In addition, Skyjack has introduced a drive-select dial option for its SJ519TH, called Flexdrive. It allows the operator to reduce drive speed while keeping all function speeds the same. By allowing low travel speed at high engine RPM, the operator is able to creep forward and reverse while maintaining all function and hydraulic performance.
Another recent tech option is JLG’s SmartLoad, available on the JLG 1644, 1732, and eventually coming to the entire JLG telehandler portfolio. SmartLoad is a bundle of three integrated technologies meant to work together to “increase operator confidence and optimize productivity.” The system includes automatic attachment recognition, a load management information system, and a longitudinal stability indicator.
“The automatic attachment recognition allows a telehandler to identify an attachment and display the appropriate load chart to the operator,” Boehme says. “The load management information system (LMIS) graphically depicts the location of the load within the load chart and assists the operator in navigating the boundaries of the chart. Finally, the longitudinal stability indicator works in conjunction with the LMIS to limit operation when a load becomes non-compliant.”
Gehl has a new Rear Camera and Radar System that includes a dash-mounted, 5-inch video display with video camera and radar sensor mounted near the rear lights. The Radar System provides both a visual and audio alert indicating proximity to objects behind the vehicle.
The radar detects 150-degrees horizontal from the sensor and up to 15 feet behind the machine with a 10-foot-wide zone. This system is an option and is not required for machine operation. Both the RS and DL series Gehl telescopic handlers are designed to provide operator sight lines through the frame to the rear, so the optional Reverse Camera and Radar System is a supplement to aid operators; operators remain responsible for checking the travel path for obstructions/ hazards before moving the telescopic handler.

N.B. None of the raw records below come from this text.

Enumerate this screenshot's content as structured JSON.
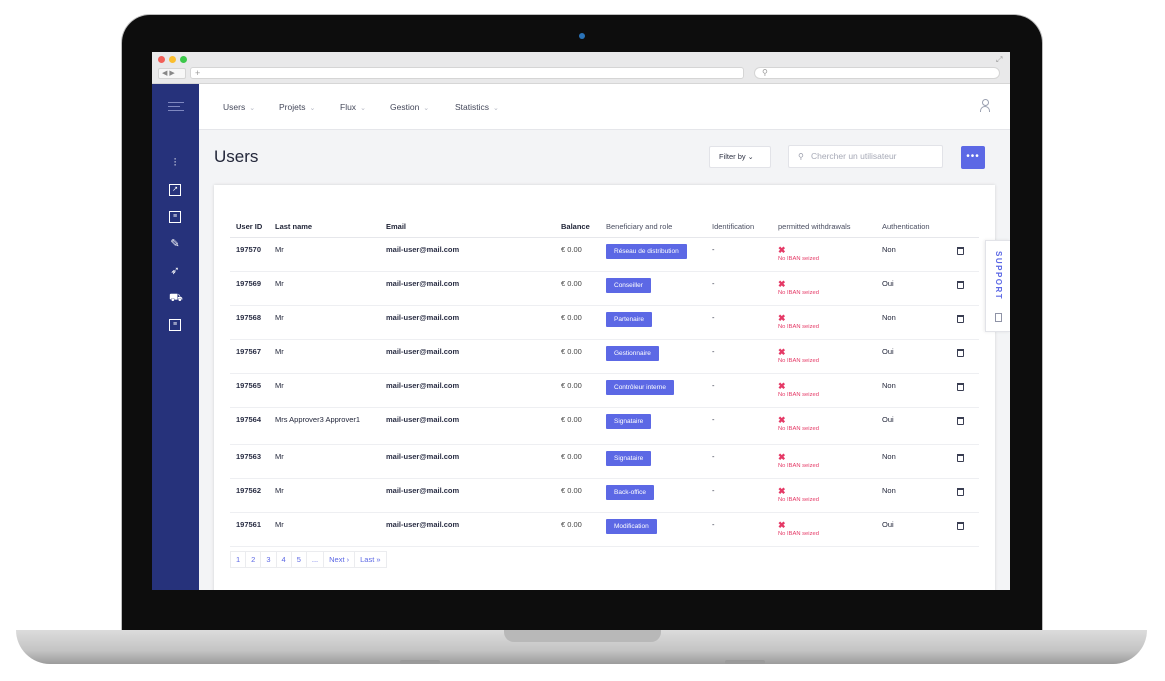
{
  "app": {
    "nav": [
      "Users",
      "Projets",
      "Flux",
      "Gestion",
      "Statistics"
    ],
    "page_title": "Users",
    "filter_label": "Filter by",
    "search_placeholder": "Chercher un utilisateur",
    "more_label": "•••",
    "support_label": "SUPPORT"
  },
  "sidebar_icons": [
    "sliders-icon",
    "chart-icon",
    "clipboard-icon",
    "edit-icon",
    "cursor-icon",
    "cart-icon",
    "document-icon"
  ],
  "table": {
    "headers": [
      "User ID",
      "Last name",
      "Email",
      "Balance",
      "Beneficiary and role",
      "Identification",
      "permitted withdrawals",
      "Authentication"
    ],
    "rows": [
      {
        "id": "197570",
        "name": "Mr",
        "email": "mail-user@mail.com",
        "balance": "€ 0.00",
        "role": "Réseau de distribution",
        "ident": "-",
        "withdraw": "No IBAN seized",
        "auth": "Non"
      },
      {
        "id": "197569",
        "name": "Mr",
        "email": "mail-user@mail.com",
        "balance": "€ 0.00",
        "role": "Conseiller",
        "ident": "-",
        "withdraw": "No IBAN seized",
        "auth": "Oui"
      },
      {
        "id": "197568",
        "name": "Mr",
        "email": "mail-user@mail.com",
        "balance": "€ 0.00",
        "role": "Partenaire",
        "ident": "-",
        "withdraw": "No IBAN seized",
        "auth": "Non"
      },
      {
        "id": "197567",
        "name": "Mr",
        "email": "mail-user@mail.com",
        "balance": "€ 0.00",
        "role": "Gestionnaire",
        "ident": "-",
        "withdraw": "No IBAN seized",
        "auth": "Oui"
      },
      {
        "id": "197565",
        "name": "Mr",
        "email": "mail-user@mail.com",
        "balance": "€ 0.00",
        "role": "Contrôleur interne",
        "ident": "-",
        "withdraw": "No IBAN seized",
        "auth": "Non"
      },
      {
        "id": "197564",
        "name": "Mrs Approver3 Approver1",
        "email": "mail-user@mail.com",
        "balance": "€ 0.00",
        "role": "Signataire",
        "ident": "-",
        "withdraw": "No IBAN seized",
        "auth": "Oui"
      },
      {
        "id": "197563",
        "name": "Mr",
        "email": "mail-user@mail.com",
        "balance": "€ 0.00",
        "role": "Signataire",
        "ident": "-",
        "withdraw": "No IBAN seized",
        "auth": "Non"
      },
      {
        "id": "197562",
        "name": "Mr",
        "email": "mail-user@mail.com",
        "balance": "€ 0.00",
        "role": "Back-office",
        "ident": "-",
        "withdraw": "No IBAN seized",
        "auth": "Non"
      },
      {
        "id": "197561",
        "name": "Mr",
        "email": "mail-user@mail.com",
        "balance": "€ 0.00",
        "role": "Modification",
        "ident": "-",
        "withdraw": "No IBAN seized",
        "auth": "Oui"
      }
    ]
  },
  "pagination": [
    "1",
    "2",
    "3",
    "4",
    "5",
    "...",
    "Next ›",
    "Last »"
  ],
  "colors": {
    "sidebar": "#26327b",
    "accent": "#5c68e5",
    "error": "#e53966"
  }
}
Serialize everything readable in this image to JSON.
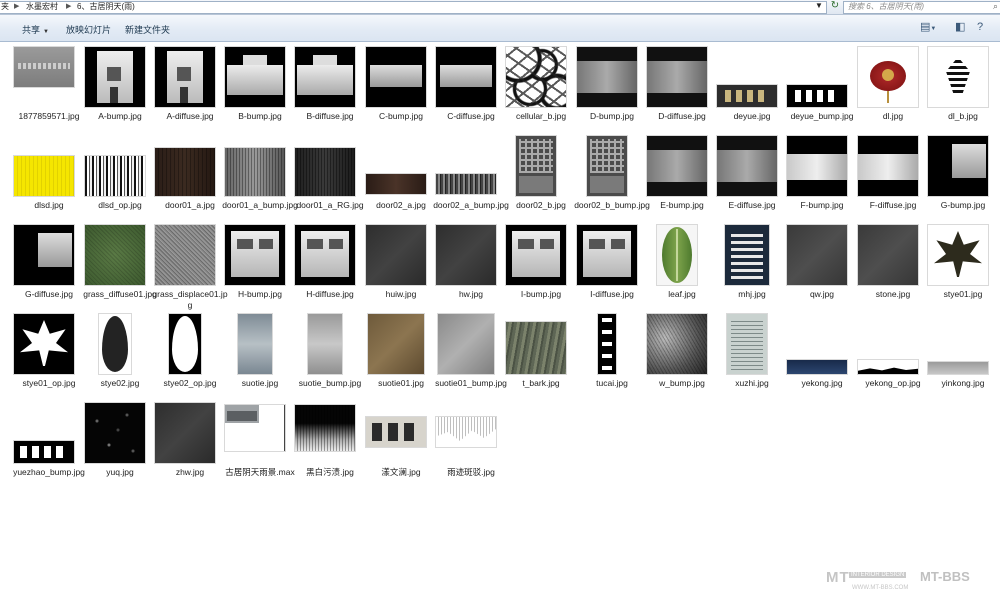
{
  "address_bar": {
    "crumbs": [
      "夹",
      "水墨宏村",
      "6、古居阴天(雨)"
    ],
    "search_placeholder": "搜索 6、古居阴天(雨)"
  },
  "toolbar": {
    "share_label": "共享",
    "slideshow_label": "放映幻灯片",
    "new_folder_label": "新建文件夹"
  },
  "files": [
    {
      "name": "1877859571.jpg",
      "thumb": "texture-gray-plaque"
    },
    {
      "name": "A-bump.jpg",
      "thumb": "house-facade"
    },
    {
      "name": "A-diffuse.jpg",
      "thumb": "house-facade"
    },
    {
      "name": "B-bump.jpg",
      "thumb": "wide-wall"
    },
    {
      "name": "B-diffuse.jpg",
      "thumb": "wide-wall"
    },
    {
      "name": "C-bump.jpg",
      "thumb": "wall-strip"
    },
    {
      "name": "C-diffuse.jpg",
      "thumb": "wall-strip"
    },
    {
      "name": "cellular_b.jpg",
      "thumb": "cellular"
    },
    {
      "name": "D-bump.jpg",
      "thumb": "dark-wall"
    },
    {
      "name": "D-diffuse.jpg",
      "thumb": "dark-wall"
    },
    {
      "name": "deyue.jpg",
      "thumb": "plaque-dark"
    },
    {
      "name": "deyue_bump.jpg",
      "thumb": "plaque-black"
    },
    {
      "name": "dl.jpg",
      "thumb": "lantern"
    },
    {
      "name": "dl_b.jpg",
      "thumb": "fu-char"
    },
    {
      "name": "dlsd.jpg",
      "thumb": "yellow"
    },
    {
      "name": "dlsd_op.jpg",
      "thumb": "stripes"
    },
    {
      "name": "door01_a.jpg",
      "thumb": "dark-wood"
    },
    {
      "name": "door01_a_bump.jpg",
      "thumb": "gray-wood"
    },
    {
      "name": "door01_a_RG.jpg",
      "thumb": "dark-wood2"
    },
    {
      "name": "door02_a.jpg",
      "thumb": "wood-strip"
    },
    {
      "name": "door02_a_bump.jpg",
      "thumb": "wood-strip-gray"
    },
    {
      "name": "door02_b.jpg",
      "thumb": "lattice-door"
    },
    {
      "name": "door02_b_bump.jpg",
      "thumb": "lattice-door"
    },
    {
      "name": "E-bump.jpg",
      "thumb": "dark-wall"
    },
    {
      "name": "E-diffuse.jpg",
      "thumb": "dark-wall"
    },
    {
      "name": "F-bump.jpg",
      "thumb": "wall-strip2"
    },
    {
      "name": "F-diffuse.jpg",
      "thumb": "wall-strip2"
    },
    {
      "name": "G-bump.jpg",
      "thumb": "corner-wall"
    },
    {
      "name": "G-diffuse.jpg",
      "thumb": "corner-wall"
    },
    {
      "name": "grass_diffuse01.jpg",
      "thumb": "grass"
    },
    {
      "name": "grass_displace01.jpg",
      "thumb": "noise"
    },
    {
      "name": "H-bump.jpg",
      "thumb": "house-facade2"
    },
    {
      "name": "H-diffuse.jpg",
      "thumb": "house-facade2"
    },
    {
      "name": "huiw.jpg",
      "thumb": "dark-gray"
    },
    {
      "name": "hw.jpg",
      "thumb": "dark-gray"
    },
    {
      "name": "I-bump.jpg",
      "thumb": "house-facade2"
    },
    {
      "name": "I-diffuse.jpg",
      "thumb": "house-facade2"
    },
    {
      "name": "leaf.jpg",
      "thumb": "leaf"
    },
    {
      "name": "mhj.jpg",
      "thumb": "calligraphy-blue"
    },
    {
      "name": "qw.jpg",
      "thumb": "dark-gray2"
    },
    {
      "name": "stone.jpg",
      "thumb": "dark-gray2"
    },
    {
      "name": "stye01.jpg",
      "thumb": "maple"
    },
    {
      "name": "stye01_op.jpg",
      "thumb": "maple-op"
    },
    {
      "name": "stye02.jpg",
      "thumb": "leaf-bw"
    },
    {
      "name": "stye02_op.jpg",
      "thumb": "leaf-op"
    },
    {
      "name": "suotie.jpg",
      "thumb": "suotie"
    },
    {
      "name": "suotie_bump.jpg",
      "thumb": "suotie-gray"
    },
    {
      "name": "suotie01.jpg",
      "thumb": "brown-stone"
    },
    {
      "name": "suotie01_bump.jpg",
      "thumb": "gray-stone"
    },
    {
      "name": "t_bark.jpg",
      "thumb": "bark"
    },
    {
      "name": "tucai.jpg",
      "thumb": "vertical-plaque"
    },
    {
      "name": "w_bump.jpg",
      "thumb": "grunge"
    },
    {
      "name": "xuzhi.jpg",
      "thumb": "paper"
    },
    {
      "name": "yekong.jpg",
      "thumb": "sky-strip"
    },
    {
      "name": "yekong_op.jpg",
      "thumb": "sky-op"
    },
    {
      "name": "yinkong.jpg",
      "thumb": "gray-strip"
    },
    {
      "name": "yuezhao_bump.jpg",
      "thumb": "plaque-black2"
    },
    {
      "name": "yuq.jpg",
      "thumb": "starfield"
    },
    {
      "name": "zhw.jpg",
      "thumb": "dark-gray"
    },
    {
      "name": "古居阴天雨景.max",
      "thumb": "max-file"
    },
    {
      "name": "黑白污渍.jpg",
      "thumb": "stain-bw"
    },
    {
      "name": "漾文澜.jpg",
      "thumb": "plaque-light"
    },
    {
      "name": "雨迹斑驳.jpg",
      "thumb": "rain-drips"
    }
  ],
  "watermark": {
    "brand_left": "MT",
    "brand_right": "MT-BBS",
    "badge": "INTERIOR DESIGN",
    "url": "WWW.MT-BBS.COM"
  }
}
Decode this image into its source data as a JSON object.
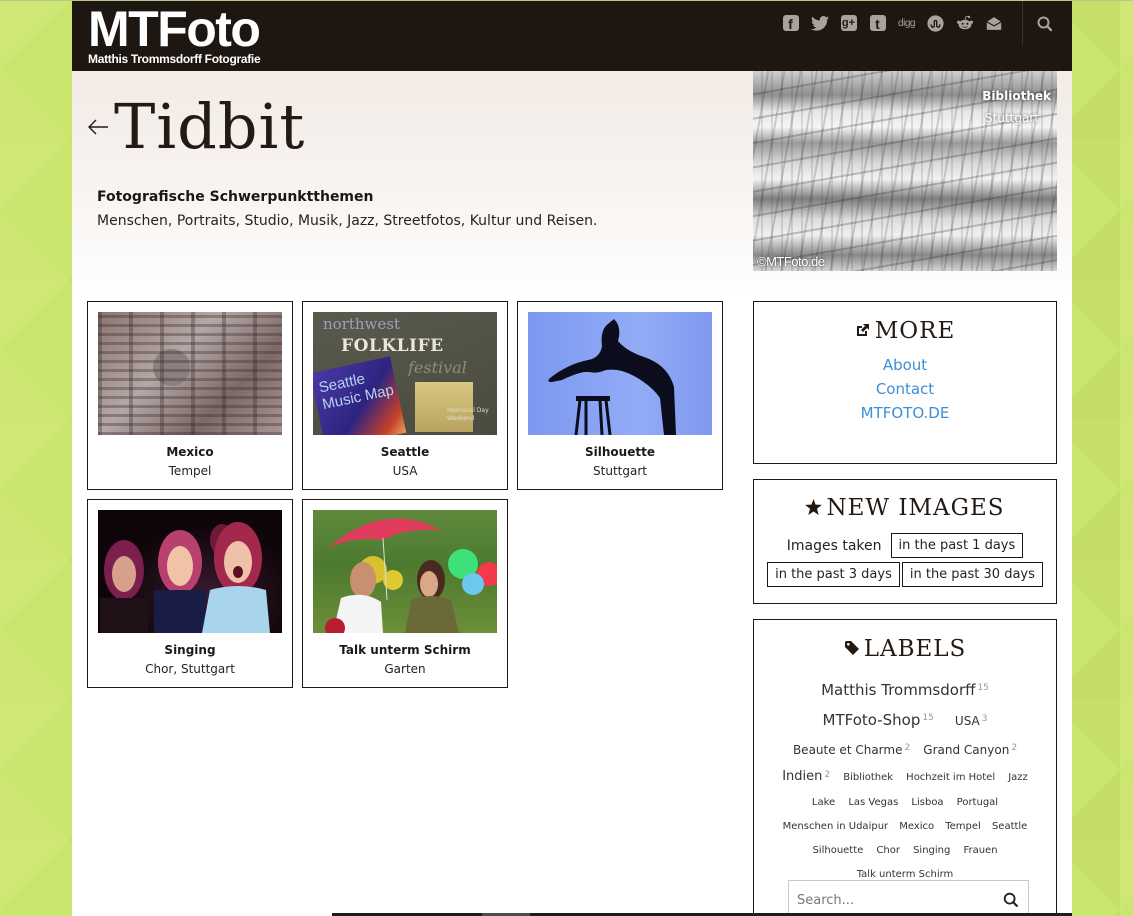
{
  "site": {
    "logo_main": "MTFoto",
    "logo_sub": "Matthis Trommsdorff Fotografie"
  },
  "header": {
    "social_icons": [
      "facebook-icon",
      "twitter-icon",
      "google-plus-icon",
      "tumblr-icon",
      "digg-icon",
      "stumbleupon-icon",
      "reddit-icon",
      "email-icon"
    ],
    "digg_label": "digg",
    "search_icon": "search-icon"
  },
  "hero": {
    "back_icon": "arrow-left-icon",
    "title": "Tidbit",
    "subhead": "Fotografische Schwerpunktthemen",
    "description": "Menschen, Portraits, Studio, Musik, Jazz, Streetfotos, Kultur und Reisen.",
    "featured": {
      "title": "Bibliothek",
      "subtitle": "Stuttgart",
      "copyright": "©MTFoto.de"
    }
  },
  "gallery": [
    {
      "title": "Mexico",
      "subtitle": "Tempel"
    },
    {
      "title": "Seattle",
      "subtitle": "USA",
      "image_text": {
        "top": "northwest",
        "main": "FOLKLIFE",
        "side": "festival",
        "map": "Seattle Music Map",
        "corner": "Memorial Day Weekend"
      }
    },
    {
      "title": "Silhouette",
      "subtitle": "Stuttgart"
    },
    {
      "title": "Singing",
      "subtitle": "Chor, Stuttgart"
    },
    {
      "title": "Talk unterm Schirm",
      "subtitle": "Garten"
    }
  ],
  "sidebar": {
    "more": {
      "icon": "external-link-icon",
      "heading": "MORE",
      "links": [
        "About",
        "Contact",
        "MTFOTO.DE"
      ]
    },
    "new_images": {
      "icon": "star-icon",
      "heading": "NEW IMAGES",
      "label": "Images taken",
      "buttons": [
        "in the past 1 days",
        "in the past 3 days",
        "in the past 30 days"
      ]
    },
    "labels": {
      "icon": "tag-icon",
      "heading": "LABELS",
      "items": [
        {
          "name": "Matthis Trommsdorff",
          "count": "15"
        },
        {
          "name": "MTFoto-Shop",
          "count": "15"
        },
        {
          "name": "USA",
          "count": "3"
        },
        {
          "name": "Beaute et Charme",
          "count": "2"
        },
        {
          "name": "Grand Canyon",
          "count": "2"
        },
        {
          "name": "Indien",
          "count": "2"
        },
        {
          "name": "Bibliothek",
          "count": ""
        },
        {
          "name": "Hochzeit im Hotel",
          "count": ""
        },
        {
          "name": "Jazz",
          "count": ""
        },
        {
          "name": "Lake",
          "count": ""
        },
        {
          "name": "Las Vegas",
          "count": ""
        },
        {
          "name": "Lisboa",
          "count": ""
        },
        {
          "name": "Portugal",
          "count": ""
        },
        {
          "name": "Menschen in Udaipur",
          "count": ""
        },
        {
          "name": "Mexico",
          "count": ""
        },
        {
          "name": "Tempel",
          "count": ""
        },
        {
          "name": "Seattle",
          "count": ""
        },
        {
          "name": "Silhouette",
          "count": ""
        },
        {
          "name": "Chor",
          "count": ""
        },
        {
          "name": "Singing",
          "count": ""
        },
        {
          "name": "Frauen",
          "count": ""
        },
        {
          "name": "Talk unterm Schirm",
          "count": ""
        }
      ]
    },
    "search": {
      "placeholder": "Search...",
      "value": ""
    }
  },
  "colors": {
    "header_bg": "#1e1611",
    "link": "#3c8fd6",
    "page_bg": "#c9e46a"
  }
}
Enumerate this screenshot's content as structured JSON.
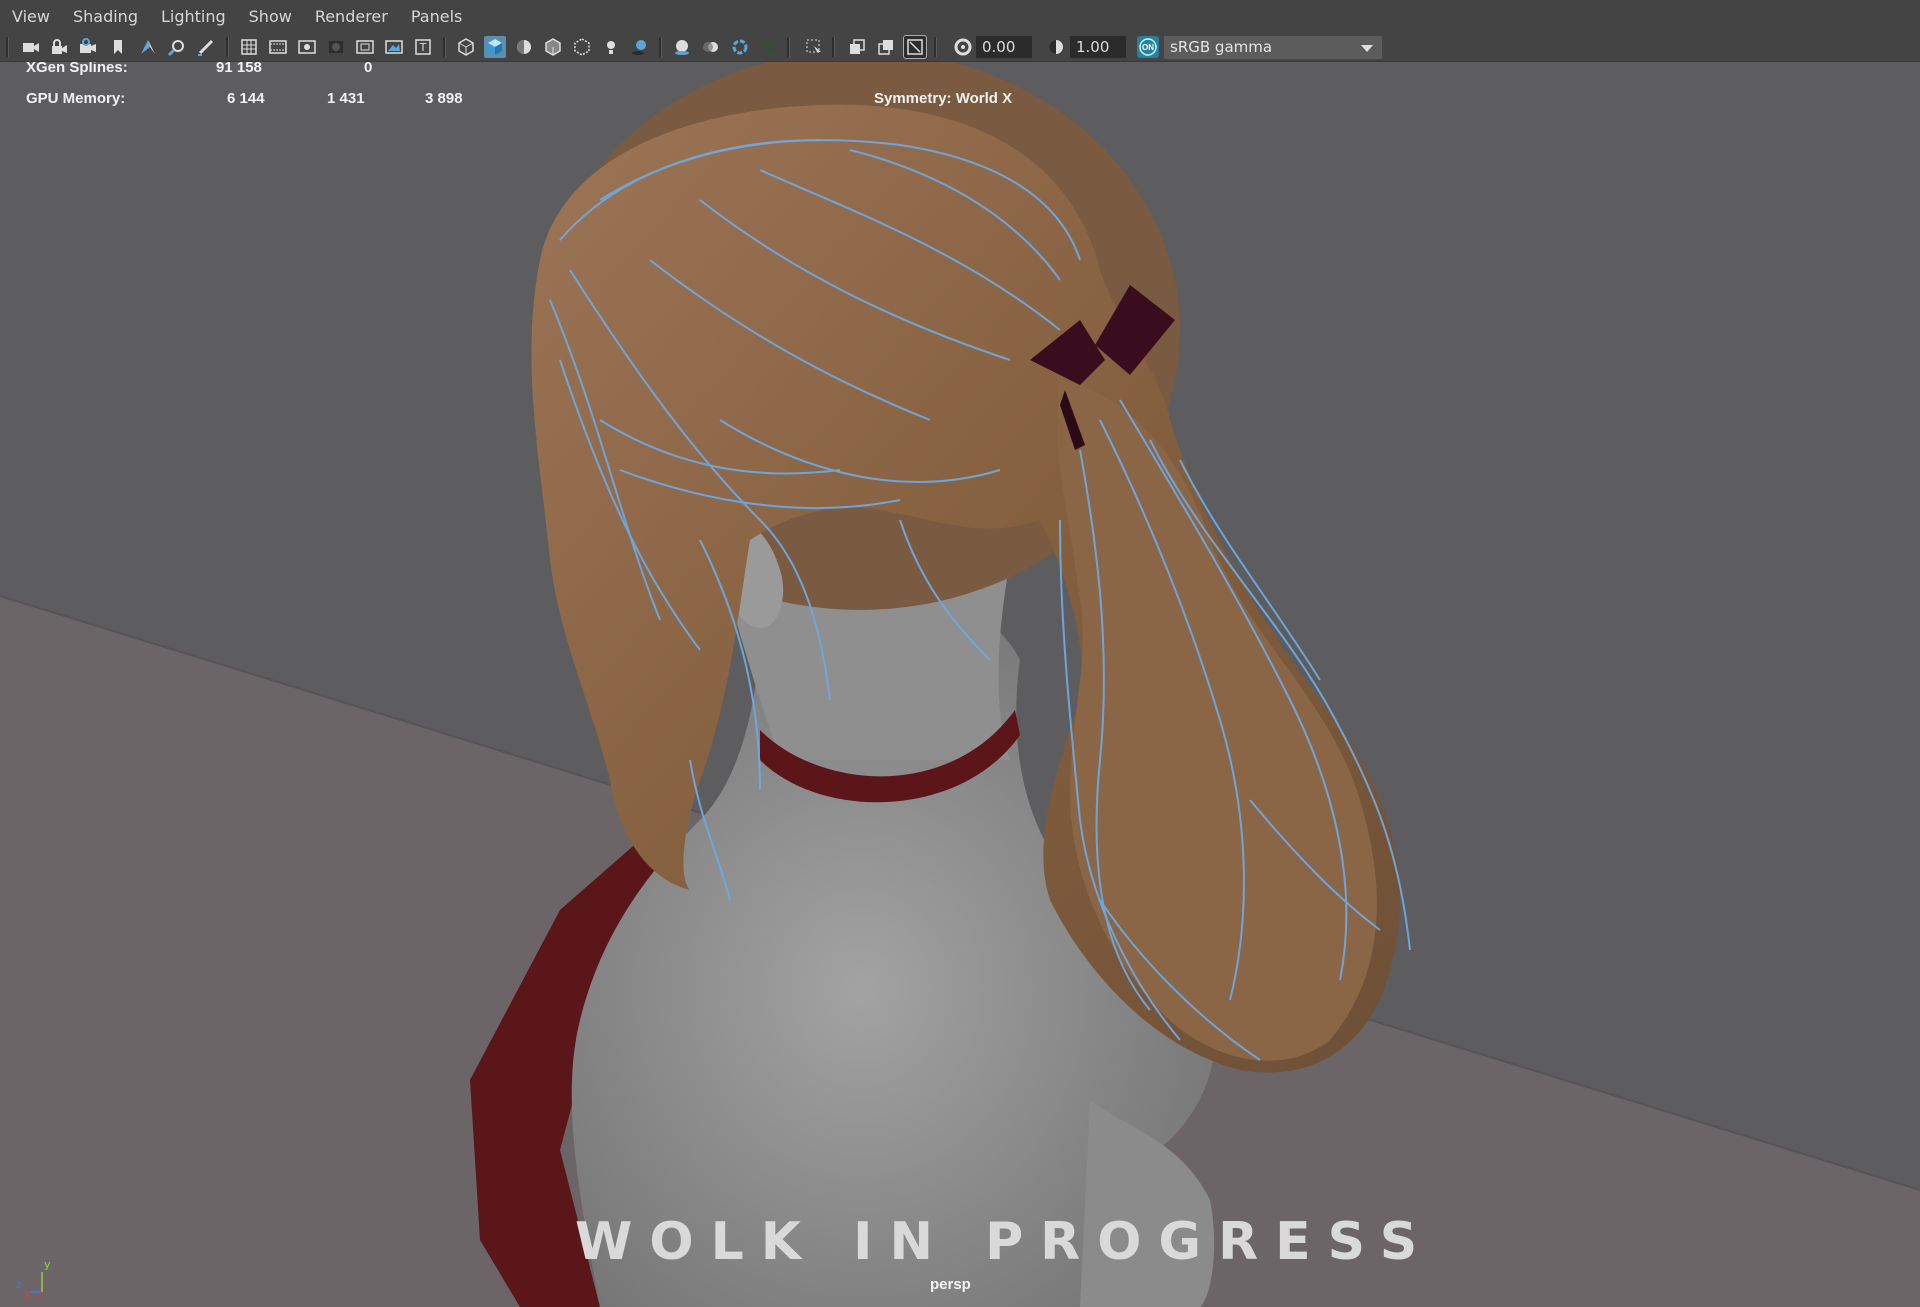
{
  "menubar": {
    "items": [
      "View",
      "Shading",
      "Lighting",
      "Show",
      "Renderer",
      "Panels"
    ]
  },
  "toolbar": {
    "icons": [
      "select-camera-icon",
      "lock-camera-icon",
      "camera-attributes-icon",
      "bookmark-icon",
      "image-plane-icon",
      "2d-pan-zoom-icon",
      "grease-pencil-icon",
      "grid-icon",
      "film-gate-icon",
      "resolution-gate-icon",
      "gate-mask-icon",
      "field-chart-icon",
      "safe-action-icon",
      "safe-title-icon",
      "wireframe-icon",
      "smooth-shade-icon",
      "use-default-material-icon",
      "wireframe-on-shaded-icon",
      "xray-icon",
      "use-all-lights-icon",
      "shadows-icon",
      "screen-space-ao-icon",
      "motion-blur-icon",
      "multisample-aa-icon",
      "depth-of-field-icon",
      "isolate-select-icon",
      "xray-joints-icon",
      "xray-active-components-icon",
      "camera-toggle-icon",
      "exposure-icon",
      "gamma-icon",
      "color-management-icon"
    ],
    "exposure_value": "0.00",
    "gamma_value": "1.00",
    "color_management_badge": "ON",
    "view_transform": "sRGB gamma"
  },
  "hud": {
    "xgen_label": "XGen Splines:",
    "xgen_values": [
      "91 158",
      "0"
    ],
    "gpu_label": "GPU Memory:",
    "gpu_values": [
      "6 144",
      "1 431",
      "3 898"
    ],
    "symmetry": "Symmetry: World X"
  },
  "scene": {
    "watermark": "WOLK IN PROGRESS",
    "camera": "persp",
    "axis_labels": [
      "y",
      "z",
      "x"
    ],
    "colors": {
      "viewport_bg": "#5d5c5e",
      "floor": "#6b6567",
      "hair": "#8a6546",
      "guide_curves": "#6fa8e0",
      "skin": "#8d8d8d",
      "dress": "#5a1618",
      "bow": "#3a0d1e"
    }
  }
}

The telehandler market, like others is feeling the effects of the Covid-19 pandemic.
“The initial outlook for the year was slightly down, comparable to the 2017 or 2018 market levels,” Josh Taylor, Genie product manager, Terex AWP. “This was mostly due to 2019 being a very strong buying year where there was a strong construction market, and there would be fewer incremental machines—machines not purchased as replacement for aged fleet—purchased in 2020. However, the Covid-19 pandemic has been a major disruption in the market and will contribute to a significantly suppressed market in 2020.”
Cat’s Peterson sums up the effects on the market. “With each state in the U.S. enforcing differentiated stay-at-home quarantine and isolation orders and policies, the severity of the impact on the rental markets has been mixed,” he says. “Construction projects in most states have been deemed essential work, however there are pockets of the industry that have either reduced workforce levels on the job site or determined to finish current activities without initiating [additional] work. As a result, utilization of the fleet has been impacted.”